Jill Meyers

Bucky Sinister's collection of stories, poems and comics is visceral and violent—and shockingly touching. In King of the Roadkills Sinister populates his fiction and comics with mating decapitated heads, a suction-cup boy, and lepers (haunting images all), but his most affecting pieces are his poems. Standouts in a volume dedicated to the grotesqueries of cyberpunk, the poems keep to real-world tropes and spoken-word rhythms. In so doing, they become hyperreal, and pitch into the revelatory. These poems rise out of regret and grief; they are studies in the sad fallout of drugs and wrecked relationships; and they feature the collection's prize: a wistful, authentic narrator.

Narrators across the collection's genres buoy up tales of the damaged and the malcontent, the soured American Dream. Sinister's poetry shows them at their best, telling their troubles in steady voices.

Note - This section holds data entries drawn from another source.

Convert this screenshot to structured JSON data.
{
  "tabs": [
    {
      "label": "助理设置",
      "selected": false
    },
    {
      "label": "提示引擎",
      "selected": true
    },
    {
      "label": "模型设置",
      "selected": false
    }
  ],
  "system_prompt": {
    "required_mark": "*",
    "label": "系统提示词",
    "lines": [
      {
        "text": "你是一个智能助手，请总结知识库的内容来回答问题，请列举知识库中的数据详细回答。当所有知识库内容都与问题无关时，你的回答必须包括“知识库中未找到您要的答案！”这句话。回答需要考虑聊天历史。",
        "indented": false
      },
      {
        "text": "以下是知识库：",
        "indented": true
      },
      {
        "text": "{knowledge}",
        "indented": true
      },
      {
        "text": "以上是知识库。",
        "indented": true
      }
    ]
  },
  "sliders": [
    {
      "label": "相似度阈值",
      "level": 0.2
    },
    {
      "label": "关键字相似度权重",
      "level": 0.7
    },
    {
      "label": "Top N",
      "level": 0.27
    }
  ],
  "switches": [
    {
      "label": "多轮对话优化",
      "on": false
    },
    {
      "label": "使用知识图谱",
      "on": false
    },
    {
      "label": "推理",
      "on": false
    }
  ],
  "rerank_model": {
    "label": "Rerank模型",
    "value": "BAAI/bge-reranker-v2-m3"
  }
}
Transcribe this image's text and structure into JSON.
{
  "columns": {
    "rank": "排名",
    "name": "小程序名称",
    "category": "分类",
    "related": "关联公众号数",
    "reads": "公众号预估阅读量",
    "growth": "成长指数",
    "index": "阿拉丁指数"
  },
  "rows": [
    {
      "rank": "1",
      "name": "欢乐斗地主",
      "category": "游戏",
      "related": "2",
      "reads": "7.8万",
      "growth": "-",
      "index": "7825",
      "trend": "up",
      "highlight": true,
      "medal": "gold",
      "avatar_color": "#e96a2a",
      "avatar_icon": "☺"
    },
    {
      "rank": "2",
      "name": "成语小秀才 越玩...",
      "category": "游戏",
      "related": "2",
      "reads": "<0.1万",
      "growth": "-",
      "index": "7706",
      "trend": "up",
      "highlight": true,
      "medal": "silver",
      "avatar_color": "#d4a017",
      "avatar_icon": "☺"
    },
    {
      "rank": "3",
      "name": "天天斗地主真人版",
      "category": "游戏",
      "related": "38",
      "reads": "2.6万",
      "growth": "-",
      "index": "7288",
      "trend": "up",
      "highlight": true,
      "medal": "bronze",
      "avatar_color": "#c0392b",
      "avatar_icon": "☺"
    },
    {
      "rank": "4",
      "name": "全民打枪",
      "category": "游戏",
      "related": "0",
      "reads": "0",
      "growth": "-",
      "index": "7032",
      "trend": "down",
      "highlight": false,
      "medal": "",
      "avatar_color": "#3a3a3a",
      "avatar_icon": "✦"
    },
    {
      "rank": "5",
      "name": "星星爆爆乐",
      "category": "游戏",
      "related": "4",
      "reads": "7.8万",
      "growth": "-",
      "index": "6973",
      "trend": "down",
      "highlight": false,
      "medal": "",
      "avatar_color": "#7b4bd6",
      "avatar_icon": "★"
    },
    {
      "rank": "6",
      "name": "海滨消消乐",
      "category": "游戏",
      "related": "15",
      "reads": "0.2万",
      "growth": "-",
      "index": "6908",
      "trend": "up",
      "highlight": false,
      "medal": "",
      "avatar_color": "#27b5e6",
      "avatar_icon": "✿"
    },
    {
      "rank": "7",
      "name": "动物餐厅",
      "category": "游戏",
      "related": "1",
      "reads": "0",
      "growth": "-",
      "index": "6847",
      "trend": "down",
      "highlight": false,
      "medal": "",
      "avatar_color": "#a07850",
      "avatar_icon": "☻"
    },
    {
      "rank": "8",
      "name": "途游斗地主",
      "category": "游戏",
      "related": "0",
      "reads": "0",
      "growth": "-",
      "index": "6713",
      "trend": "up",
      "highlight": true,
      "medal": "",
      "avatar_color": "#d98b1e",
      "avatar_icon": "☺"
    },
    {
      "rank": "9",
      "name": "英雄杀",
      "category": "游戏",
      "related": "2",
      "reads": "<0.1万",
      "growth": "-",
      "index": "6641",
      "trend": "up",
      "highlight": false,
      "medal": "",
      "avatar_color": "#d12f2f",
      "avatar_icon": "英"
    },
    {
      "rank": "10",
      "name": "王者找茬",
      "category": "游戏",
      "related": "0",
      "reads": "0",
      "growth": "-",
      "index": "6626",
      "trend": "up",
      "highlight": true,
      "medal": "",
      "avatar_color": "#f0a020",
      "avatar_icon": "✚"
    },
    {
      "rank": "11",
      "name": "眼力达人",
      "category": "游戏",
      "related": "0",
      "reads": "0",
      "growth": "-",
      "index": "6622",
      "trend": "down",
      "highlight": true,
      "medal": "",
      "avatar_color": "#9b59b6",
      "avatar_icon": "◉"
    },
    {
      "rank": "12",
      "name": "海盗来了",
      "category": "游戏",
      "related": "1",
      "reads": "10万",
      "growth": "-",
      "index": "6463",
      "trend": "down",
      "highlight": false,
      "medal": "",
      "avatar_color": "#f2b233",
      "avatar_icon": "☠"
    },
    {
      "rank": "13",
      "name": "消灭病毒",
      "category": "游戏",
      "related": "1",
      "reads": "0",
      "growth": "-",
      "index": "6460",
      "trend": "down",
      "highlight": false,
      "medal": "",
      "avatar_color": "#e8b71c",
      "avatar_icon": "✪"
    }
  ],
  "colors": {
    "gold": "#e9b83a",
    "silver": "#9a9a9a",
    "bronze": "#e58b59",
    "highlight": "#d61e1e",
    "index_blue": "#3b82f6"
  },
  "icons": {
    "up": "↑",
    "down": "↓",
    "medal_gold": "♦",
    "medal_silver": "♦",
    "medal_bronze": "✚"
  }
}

In "Love, Spilling out on the Floor," the narrator captures the pathos of his inability to end a relationship: "Like an old man / who refuses to remove his watch." These are keen-eyed, attentive characters, recognizing when a tag is an epitaph (in "Magic Marker Epitaph") or when a day without violence gels into something like prayer: "It was a beautiful day. / My nose was not broken / and I was not in jail" ("Last Weekend"). Worn but not worn-out, the voices in these poems send the reader caroming between gloom and euphoria, proving that Sinister is a master of contrapuntal cyberpunk.